Worf visits O'Brien in his quarters; the Chief has finally taken up Sisko's suggestion of a few days off to care for Yoshi. O'Brien hands Worf the baby so he can go get a bottle. To the surprise of both men, the baby doesn't cry. After putting his son in the bassinet, O'Brien slumps down onto the couch in relief. "I never saw my son when he was this age," Worf reflects. "It is something I will always regret. You are a fortunate man, Chief. Chief?" O'Brien is as asleep as the baby.

Quark's role in the cargo bay incident has been discovered, and Sisko is furious as he lists the charges the Ferengi is facing. In his defense, Quark claims he had no way of knowing they were going to start shooting at each other. Now, one of Nassuc's purification squads is after both Hagath and Gaila. "I wouldn't count on seeing your former business partners again," notes Sisko, to which Quark says, "I can live with that." Sisko tells him that the Regent is dead, a purification squad having caught up with him this morning. "I can live with that, too," Quark declares. "And I can think of twenty-eight million other people who won't mind either."

Quark offers to come to some accommodation about the charges. In response, Sisko hands him a PADD containing the bill for repairs to the cargo bay. "Maybe we could come up with some sort of installment plan?" Quark suggests weakly, on seeing the amount. Sisko gives him a look. "Works for me."
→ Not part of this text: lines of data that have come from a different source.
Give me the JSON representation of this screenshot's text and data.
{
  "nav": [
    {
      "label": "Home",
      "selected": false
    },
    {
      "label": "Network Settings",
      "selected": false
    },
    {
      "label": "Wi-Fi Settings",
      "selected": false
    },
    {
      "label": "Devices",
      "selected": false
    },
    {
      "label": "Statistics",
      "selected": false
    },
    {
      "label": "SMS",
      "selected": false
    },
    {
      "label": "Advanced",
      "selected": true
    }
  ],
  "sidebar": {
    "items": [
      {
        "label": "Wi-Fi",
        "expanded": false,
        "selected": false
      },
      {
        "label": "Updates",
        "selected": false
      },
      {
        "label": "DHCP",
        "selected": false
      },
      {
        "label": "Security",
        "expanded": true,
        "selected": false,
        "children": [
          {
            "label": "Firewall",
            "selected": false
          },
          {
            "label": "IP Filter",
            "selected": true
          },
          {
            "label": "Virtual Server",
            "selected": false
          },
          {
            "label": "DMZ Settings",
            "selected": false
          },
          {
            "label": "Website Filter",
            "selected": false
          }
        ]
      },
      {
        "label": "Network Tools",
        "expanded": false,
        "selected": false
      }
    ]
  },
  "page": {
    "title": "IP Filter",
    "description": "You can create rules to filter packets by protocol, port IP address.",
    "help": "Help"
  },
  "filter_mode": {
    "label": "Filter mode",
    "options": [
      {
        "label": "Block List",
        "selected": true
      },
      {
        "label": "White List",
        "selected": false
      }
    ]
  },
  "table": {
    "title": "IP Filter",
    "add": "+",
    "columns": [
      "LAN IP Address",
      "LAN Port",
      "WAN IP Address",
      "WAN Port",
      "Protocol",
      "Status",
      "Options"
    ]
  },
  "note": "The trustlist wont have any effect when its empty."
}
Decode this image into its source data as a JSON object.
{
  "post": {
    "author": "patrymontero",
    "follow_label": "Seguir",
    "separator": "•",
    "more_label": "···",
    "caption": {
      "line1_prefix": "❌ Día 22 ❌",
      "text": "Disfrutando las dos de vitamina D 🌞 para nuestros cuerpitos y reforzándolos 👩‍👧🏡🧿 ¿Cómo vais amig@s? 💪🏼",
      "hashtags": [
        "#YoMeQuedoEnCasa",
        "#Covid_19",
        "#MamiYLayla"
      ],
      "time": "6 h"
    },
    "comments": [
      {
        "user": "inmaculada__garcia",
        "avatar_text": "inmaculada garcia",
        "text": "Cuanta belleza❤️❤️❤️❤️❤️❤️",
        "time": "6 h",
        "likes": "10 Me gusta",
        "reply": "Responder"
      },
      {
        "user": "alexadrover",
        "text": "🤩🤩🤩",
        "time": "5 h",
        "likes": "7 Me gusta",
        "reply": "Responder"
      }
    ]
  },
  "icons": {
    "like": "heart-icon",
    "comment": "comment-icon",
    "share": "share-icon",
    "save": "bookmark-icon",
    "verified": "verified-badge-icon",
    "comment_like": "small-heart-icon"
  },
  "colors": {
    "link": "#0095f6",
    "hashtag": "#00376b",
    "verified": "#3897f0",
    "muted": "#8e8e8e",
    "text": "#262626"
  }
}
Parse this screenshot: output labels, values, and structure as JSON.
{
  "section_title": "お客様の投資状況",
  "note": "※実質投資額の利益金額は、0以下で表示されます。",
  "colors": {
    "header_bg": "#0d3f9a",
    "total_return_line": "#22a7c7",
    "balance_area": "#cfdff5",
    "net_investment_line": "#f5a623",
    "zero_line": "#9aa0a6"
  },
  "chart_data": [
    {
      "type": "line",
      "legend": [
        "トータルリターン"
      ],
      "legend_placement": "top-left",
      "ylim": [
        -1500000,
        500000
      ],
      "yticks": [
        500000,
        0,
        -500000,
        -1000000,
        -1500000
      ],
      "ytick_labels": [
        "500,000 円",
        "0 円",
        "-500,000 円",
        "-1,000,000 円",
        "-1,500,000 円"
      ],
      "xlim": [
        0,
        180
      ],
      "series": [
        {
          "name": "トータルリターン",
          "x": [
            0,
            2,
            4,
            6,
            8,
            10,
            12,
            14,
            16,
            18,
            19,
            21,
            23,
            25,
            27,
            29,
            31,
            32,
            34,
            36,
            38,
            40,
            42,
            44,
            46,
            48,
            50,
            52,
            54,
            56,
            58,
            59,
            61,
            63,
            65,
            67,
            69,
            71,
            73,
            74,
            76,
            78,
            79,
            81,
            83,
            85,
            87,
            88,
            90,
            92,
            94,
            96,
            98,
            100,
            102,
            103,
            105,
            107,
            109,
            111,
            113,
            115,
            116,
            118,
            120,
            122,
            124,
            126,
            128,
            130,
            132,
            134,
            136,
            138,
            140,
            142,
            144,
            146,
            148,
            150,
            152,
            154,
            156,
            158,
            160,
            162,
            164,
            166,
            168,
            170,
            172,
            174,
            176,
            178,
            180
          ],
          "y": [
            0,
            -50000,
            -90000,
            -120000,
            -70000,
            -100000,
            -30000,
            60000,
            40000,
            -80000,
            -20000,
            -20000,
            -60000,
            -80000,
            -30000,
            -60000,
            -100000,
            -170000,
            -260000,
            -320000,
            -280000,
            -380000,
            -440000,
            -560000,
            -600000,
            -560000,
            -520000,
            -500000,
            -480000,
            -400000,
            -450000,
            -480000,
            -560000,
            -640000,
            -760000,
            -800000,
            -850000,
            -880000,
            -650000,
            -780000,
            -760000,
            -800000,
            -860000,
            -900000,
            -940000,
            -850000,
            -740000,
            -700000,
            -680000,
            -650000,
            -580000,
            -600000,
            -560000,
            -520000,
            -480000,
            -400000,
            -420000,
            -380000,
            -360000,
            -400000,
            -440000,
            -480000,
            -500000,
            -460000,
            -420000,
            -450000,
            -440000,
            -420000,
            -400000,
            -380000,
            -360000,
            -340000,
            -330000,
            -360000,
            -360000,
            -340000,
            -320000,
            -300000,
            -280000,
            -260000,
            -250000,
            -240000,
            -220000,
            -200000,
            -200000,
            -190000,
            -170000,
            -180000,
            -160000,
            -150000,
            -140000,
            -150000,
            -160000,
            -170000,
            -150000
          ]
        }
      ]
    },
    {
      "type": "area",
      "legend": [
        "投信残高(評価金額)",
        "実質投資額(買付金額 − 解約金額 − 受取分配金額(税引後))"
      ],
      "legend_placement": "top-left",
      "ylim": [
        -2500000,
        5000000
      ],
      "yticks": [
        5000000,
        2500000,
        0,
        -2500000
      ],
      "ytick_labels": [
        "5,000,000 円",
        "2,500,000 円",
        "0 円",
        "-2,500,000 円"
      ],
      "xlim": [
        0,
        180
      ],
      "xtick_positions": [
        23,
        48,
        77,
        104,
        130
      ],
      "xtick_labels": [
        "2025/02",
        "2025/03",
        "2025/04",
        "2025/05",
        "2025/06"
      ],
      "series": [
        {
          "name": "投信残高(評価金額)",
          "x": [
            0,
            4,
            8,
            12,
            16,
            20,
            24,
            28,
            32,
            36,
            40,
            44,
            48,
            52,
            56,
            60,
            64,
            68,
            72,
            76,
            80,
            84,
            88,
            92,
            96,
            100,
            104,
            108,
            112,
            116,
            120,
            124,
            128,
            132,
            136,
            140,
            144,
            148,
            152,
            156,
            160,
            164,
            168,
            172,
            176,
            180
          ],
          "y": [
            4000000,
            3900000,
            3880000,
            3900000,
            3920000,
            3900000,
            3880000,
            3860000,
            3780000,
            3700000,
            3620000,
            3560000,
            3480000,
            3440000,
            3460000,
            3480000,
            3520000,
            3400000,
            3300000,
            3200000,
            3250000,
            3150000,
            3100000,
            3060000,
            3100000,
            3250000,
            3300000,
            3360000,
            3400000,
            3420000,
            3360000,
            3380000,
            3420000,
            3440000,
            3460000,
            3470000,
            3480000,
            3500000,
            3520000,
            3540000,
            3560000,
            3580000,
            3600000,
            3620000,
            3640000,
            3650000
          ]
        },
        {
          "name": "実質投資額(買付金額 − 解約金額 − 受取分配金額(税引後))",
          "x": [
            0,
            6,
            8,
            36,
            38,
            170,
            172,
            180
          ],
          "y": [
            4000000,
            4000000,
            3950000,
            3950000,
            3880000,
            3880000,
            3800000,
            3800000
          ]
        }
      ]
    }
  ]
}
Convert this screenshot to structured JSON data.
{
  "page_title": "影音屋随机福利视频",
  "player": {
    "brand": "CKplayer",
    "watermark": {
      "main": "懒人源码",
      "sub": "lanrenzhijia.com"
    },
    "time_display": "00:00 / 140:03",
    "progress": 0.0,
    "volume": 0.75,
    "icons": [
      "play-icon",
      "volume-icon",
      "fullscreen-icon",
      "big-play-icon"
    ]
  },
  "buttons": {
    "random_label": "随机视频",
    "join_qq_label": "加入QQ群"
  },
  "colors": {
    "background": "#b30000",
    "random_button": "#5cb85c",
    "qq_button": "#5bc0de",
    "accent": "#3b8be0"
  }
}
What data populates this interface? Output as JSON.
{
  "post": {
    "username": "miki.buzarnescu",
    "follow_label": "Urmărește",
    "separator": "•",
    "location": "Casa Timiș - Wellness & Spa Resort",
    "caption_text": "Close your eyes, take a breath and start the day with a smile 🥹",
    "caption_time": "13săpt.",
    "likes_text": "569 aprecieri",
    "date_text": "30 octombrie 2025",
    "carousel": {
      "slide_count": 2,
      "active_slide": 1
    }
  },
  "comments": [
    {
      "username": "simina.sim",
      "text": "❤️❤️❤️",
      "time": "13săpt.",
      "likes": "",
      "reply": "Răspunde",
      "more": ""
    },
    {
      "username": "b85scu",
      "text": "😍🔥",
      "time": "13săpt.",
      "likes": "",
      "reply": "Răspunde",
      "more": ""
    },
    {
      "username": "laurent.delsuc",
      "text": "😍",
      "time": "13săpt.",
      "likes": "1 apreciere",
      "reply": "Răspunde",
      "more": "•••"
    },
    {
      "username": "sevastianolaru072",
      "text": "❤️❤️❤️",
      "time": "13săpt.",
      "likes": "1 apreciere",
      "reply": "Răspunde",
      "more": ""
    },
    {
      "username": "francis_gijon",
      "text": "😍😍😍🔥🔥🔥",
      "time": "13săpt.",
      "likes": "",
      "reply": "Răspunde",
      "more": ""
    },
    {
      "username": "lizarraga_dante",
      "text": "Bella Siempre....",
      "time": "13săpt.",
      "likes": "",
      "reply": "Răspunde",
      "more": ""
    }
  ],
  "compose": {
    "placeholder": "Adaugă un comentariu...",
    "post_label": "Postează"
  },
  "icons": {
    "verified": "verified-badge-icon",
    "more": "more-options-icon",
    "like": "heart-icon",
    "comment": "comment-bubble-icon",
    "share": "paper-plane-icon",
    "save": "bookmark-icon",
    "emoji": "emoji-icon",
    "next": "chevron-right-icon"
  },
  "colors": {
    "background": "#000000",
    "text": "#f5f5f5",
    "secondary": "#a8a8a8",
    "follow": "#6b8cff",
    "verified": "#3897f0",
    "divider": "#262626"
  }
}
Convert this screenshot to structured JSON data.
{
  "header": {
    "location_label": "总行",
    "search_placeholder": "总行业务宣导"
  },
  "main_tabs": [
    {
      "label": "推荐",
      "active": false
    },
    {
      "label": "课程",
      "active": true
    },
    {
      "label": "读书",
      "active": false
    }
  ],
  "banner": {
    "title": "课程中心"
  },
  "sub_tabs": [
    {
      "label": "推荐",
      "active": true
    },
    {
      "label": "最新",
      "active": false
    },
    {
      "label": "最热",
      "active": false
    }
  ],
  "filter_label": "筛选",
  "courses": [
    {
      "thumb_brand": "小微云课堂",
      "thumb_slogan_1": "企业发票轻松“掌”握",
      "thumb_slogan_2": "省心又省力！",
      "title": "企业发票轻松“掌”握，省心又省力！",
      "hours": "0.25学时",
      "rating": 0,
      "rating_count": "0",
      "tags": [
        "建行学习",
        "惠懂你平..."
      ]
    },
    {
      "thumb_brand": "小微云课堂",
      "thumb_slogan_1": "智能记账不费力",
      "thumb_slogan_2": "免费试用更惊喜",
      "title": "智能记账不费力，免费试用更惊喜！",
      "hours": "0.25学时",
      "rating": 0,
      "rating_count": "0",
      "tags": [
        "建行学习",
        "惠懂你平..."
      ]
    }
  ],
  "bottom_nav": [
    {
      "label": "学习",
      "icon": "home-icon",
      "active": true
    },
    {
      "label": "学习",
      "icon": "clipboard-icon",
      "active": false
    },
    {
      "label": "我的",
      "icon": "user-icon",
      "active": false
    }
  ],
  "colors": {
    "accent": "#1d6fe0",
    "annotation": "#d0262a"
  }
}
Perhaps the best part for Quark is that Dax finally forgives him, and they can play Tongo together once more. "Nice move," says Dax after Quark wins a round. "But then you always had a knack for getting out of tight spots." And the two of them begin happily arguing about who the Tongo wheel belongs to now.